When writing fiction, you want to ensure that readers clearly know who is speaking dialogue. If a reader loses track, then the wrong impression about a character’s intentions and motivations may be formed, which makes understanding the rest of the story difficult. Perhaps worse, a reader will realize her confusion about who is speaking and be forced to re-read the passage, which breaks the fictional dream. If this problem reoccurs, the reader simply may give up on the story or decide not to read other titles by that author.
To ensure there’s no confusion about who is speaking, apply attribution in the appropriate places. Attribution is telling who speaks. For example, “Thales said” is the attribution in “Go on now, I mean it!” Thales said.
You can employ a number of techniques to ensure proper attribution occurs.
First, directly state who is speaking. In the same sentence as the dialogue, add the speaker’s name and the word “said,” as in the “Thales said” example given above.
Secondly, show the speaker in action. In the same paragraph, have the speaking character do or observe something: Thales glanced at the toys and harrumphed. “I’ll never make good on my promise with those pithikos around.” There’s no need to add “Thales said” here because the speaker is implied. Don’t have a character do something and then start a new paragraph in which that character speaks, however, as this implies someone else is speaking.
A final note: In long exchanges of dialogue, even if two characters speak every other line, add attribution every few lines. Readers easily can lose track of which character is speaking after just a few sentences.
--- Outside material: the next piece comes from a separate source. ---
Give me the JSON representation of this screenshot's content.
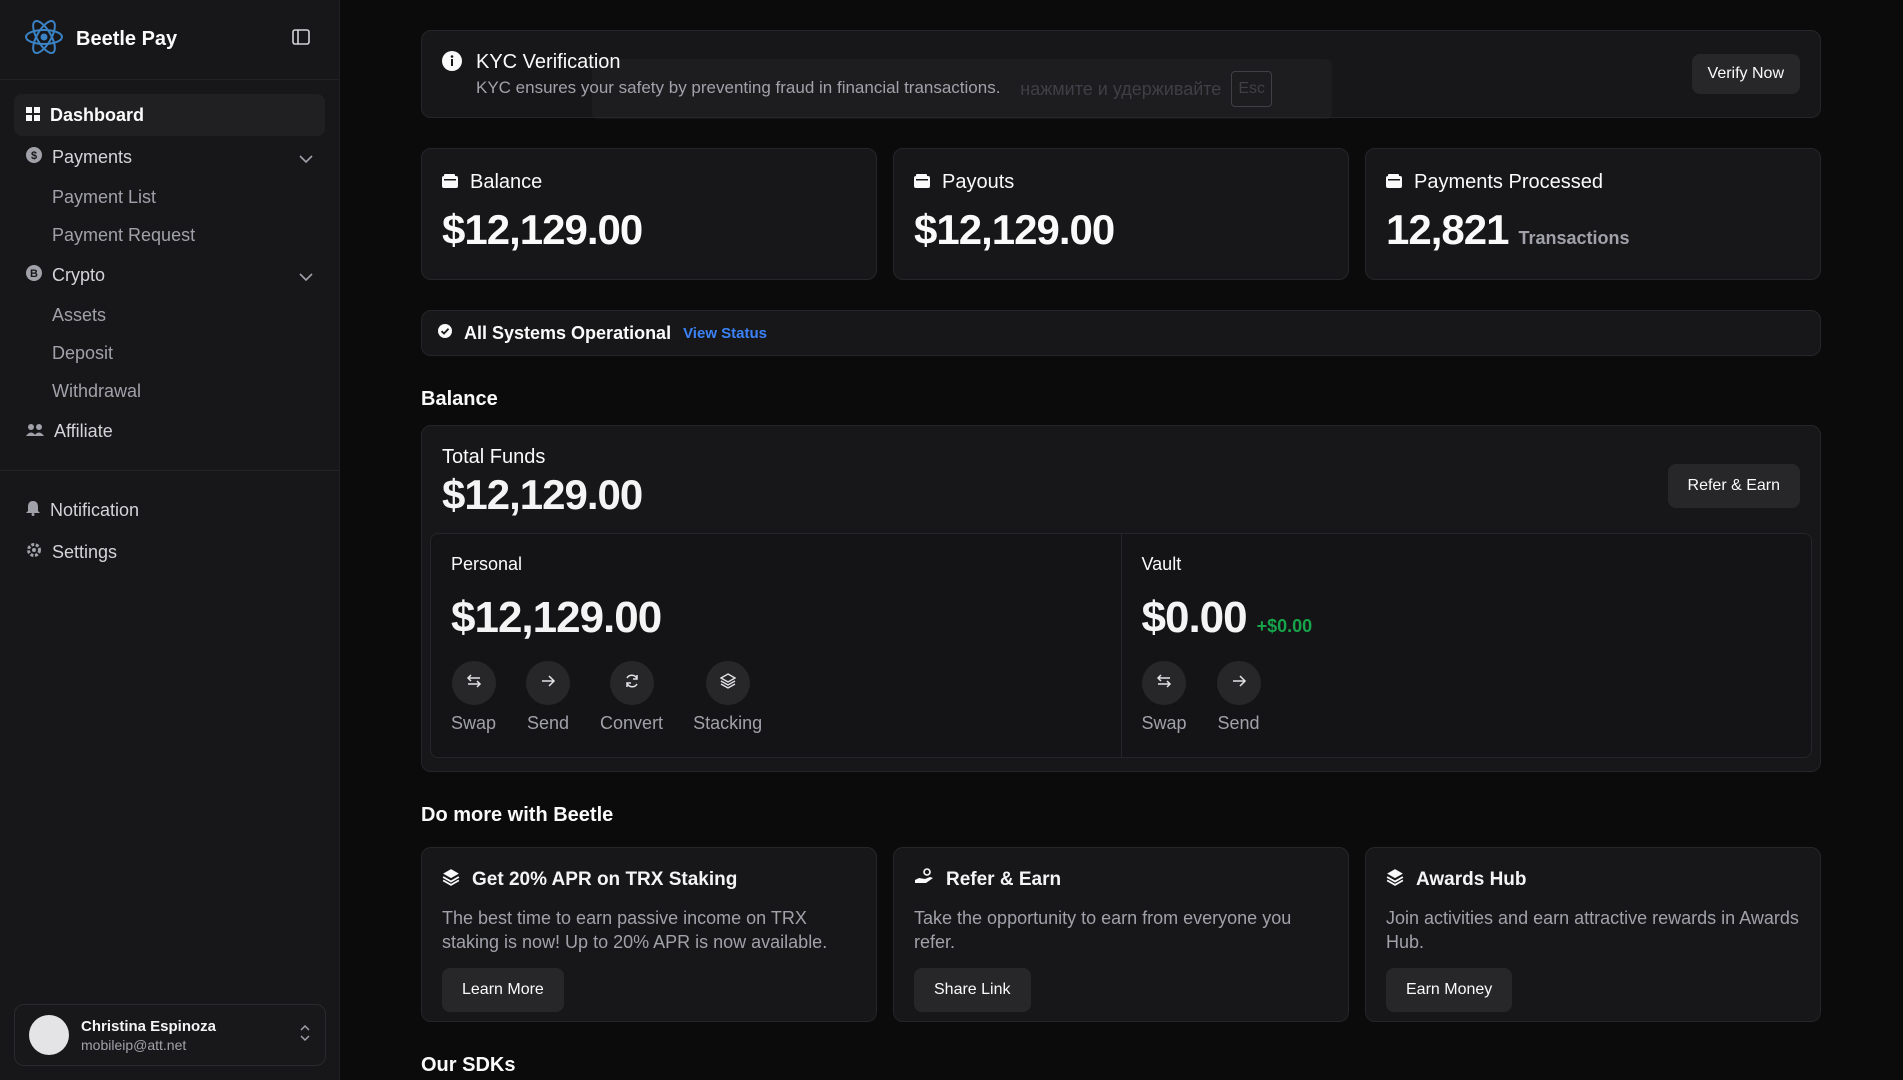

My name is Rob Bignell. I’m an affordable, professional editor who runs Inventing Reality Editing Service, which meets the manuscript needs of writers both new and published. I also offer a variety of self-publishing services. During the past decade, I’ve helped more than 300 novelists and nonfiction authors obtain their publishing dreams at reasonable prices. I’m also the author of the 7 Minutes a Day… writing guidebooks, four nonfiction hiking guidebook series, and the literary novel Windmill. Several of my short stories in the literary and science fiction genres also have been published.